*What you have to do*. Check each line of the records below and collect those that include the word "douyu".

┌─ Task inputs

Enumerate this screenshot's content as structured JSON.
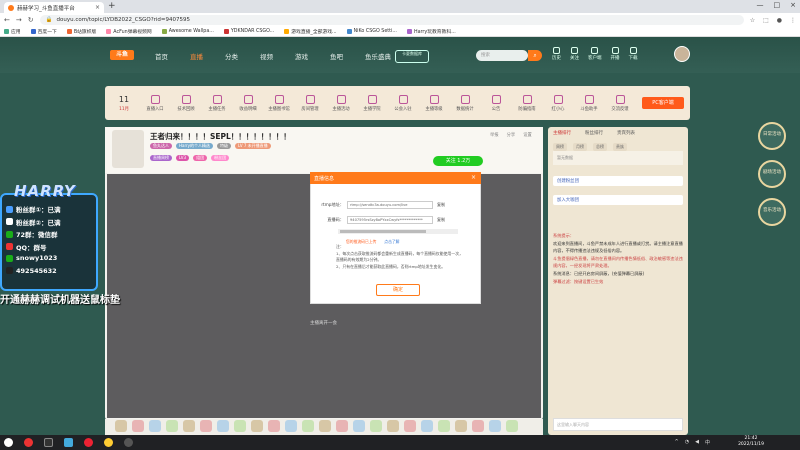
{
  "browser": {
    "tab_title": "赫赫学习_斗鱼直播平台",
    "url": "douyu.com/topic/LYDB2022_CSGO?rid=9407595",
    "bookmarks": [
      "应用",
      "百度一下",
      "B站旗帜版",
      "AcFun弹幕视频网",
      "Awesome Wallpa...",
      "YDKNDAR CSGO...",
      "游戏直播_全部游戏...",
      "NiKo CSGO Setti...",
      "Harry玩教育教科..."
    ]
  },
  "site": {
    "logo": "斗鱼",
    "nav": [
      "首页",
      "直播",
      "分类",
      "视频",
      "游戏",
      "鱼吧",
      "鱼乐盛典"
    ],
    "active_nav": "直播",
    "badge": "卡夏数据库",
    "search_placeholder": "搜索",
    "tools": [
      "历史",
      "关注",
      "客户端",
      "开播",
      "下载"
    ]
  },
  "categories": {
    "day": "11",
    "month": "11月",
    "items": [
      "直播入口",
      "技术回顾",
      "主播任务",
      "收益明细",
      "主播图书馆",
      "房间管理",
      "主播活动",
      "主播学院",
      "公会入驻",
      "主播等级",
      "数据统计",
      "公告",
      "防骗指南",
      "红小心",
      "斗鱼助手",
      "交流反馈",
      "更多"
    ],
    "pc_button": "PC客户端"
  },
  "stream": {
    "title": "王者归来！！！！SEPL！！！！！！！！",
    "meta": [
      "房间",
      "Harry的直播间",
      "分享",
      "举报"
    ],
    "tags": [
      "鱼丸达人",
      "Harry的个人精选",
      "特级",
      "LV 7 未开播直播"
    ],
    "tags2": [
      "直播周榜",
      "LV3",
      "组团",
      "粉丝团"
    ],
    "follow_label": "关注 1.2万",
    "right_meta": [
      "举报",
      "分享",
      "设置"
    ],
    "video_caption": "主播离开一会"
  },
  "modal": {
    "title": "直播信息",
    "rtmp_label": "rtmp地址：",
    "rtmp_value": "rtmp://sendtc3a.douyu.com/live",
    "key_label": "直播码：",
    "key_value": "9407595rsSzy8oPYxxCwyfs*************",
    "copy": "复制",
    "link1": "您的推流码已上传",
    "link2": "点击了解",
    "note_lines": [
      "注：",
      "1、每次点击获取推流码都会重新生成直播码，每个直播码仅能使用一次，",
      "直播码的有效期为2分钟。",
      "2、只有在直播后才能获取此直播码，否则rtmp地址发生变化。"
    ],
    "confirm": "确定"
  },
  "chat": {
    "tabs": [
      "主播排行",
      "粉丝排行",
      "贵宾列表"
    ],
    "sub_tabs": [
      "周榜",
      "月榜",
      "总榜",
      "贵族"
    ],
    "rank_placeholder": "暂无数据",
    "cards": [
      "创建粉丝团",
      "加入大咖团"
    ],
    "system_lines": [
      "系统提示：",
      "欢迎来到直播间，斗鱼严禁未成年人进行直播或打赏。请主播注意直播内容，不得传播违法违规及低俗内容。",
      "斗鱼提倡绿色直播，请勿在直播间内传播色情低俗、政治敏感等违法违规内容，一经发现将严肃处理。",
      "系统消息：已经开启房间屏蔽，(充值弹幕已屏蔽)",
      "弹幕过滤：按键设置已生效"
    ],
    "input_placeholder": "这里输入聊天内容"
  },
  "right_badges": [
    "日常活动",
    "剧场活动",
    "音乐活动"
  ],
  "overlay": {
    "brand": "HARRY",
    "lines": [
      "粉丝群①：已满",
      "粉丝群②：已满",
      "72群：微信群",
      "QQ：群号",
      "snowy1023",
      "492545632"
    ],
    "big_text": "开通赫赫调试机器送鼠标垫"
  },
  "taskbar": {
    "time": "21:42",
    "date": "2022/11/19"
  },
  "colors": {
    "accent": "#ff7a1a",
    "site_bg": "#2f5a50",
    "overlay_border": "#3fa8ff"
  }
}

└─

*Written solution*.
    "url": "douyu.com/topic/LYDB2022_CSGO?rid=9407595",
    "rtmp_value": "rtmp://sendtc3a.douyu.com/live",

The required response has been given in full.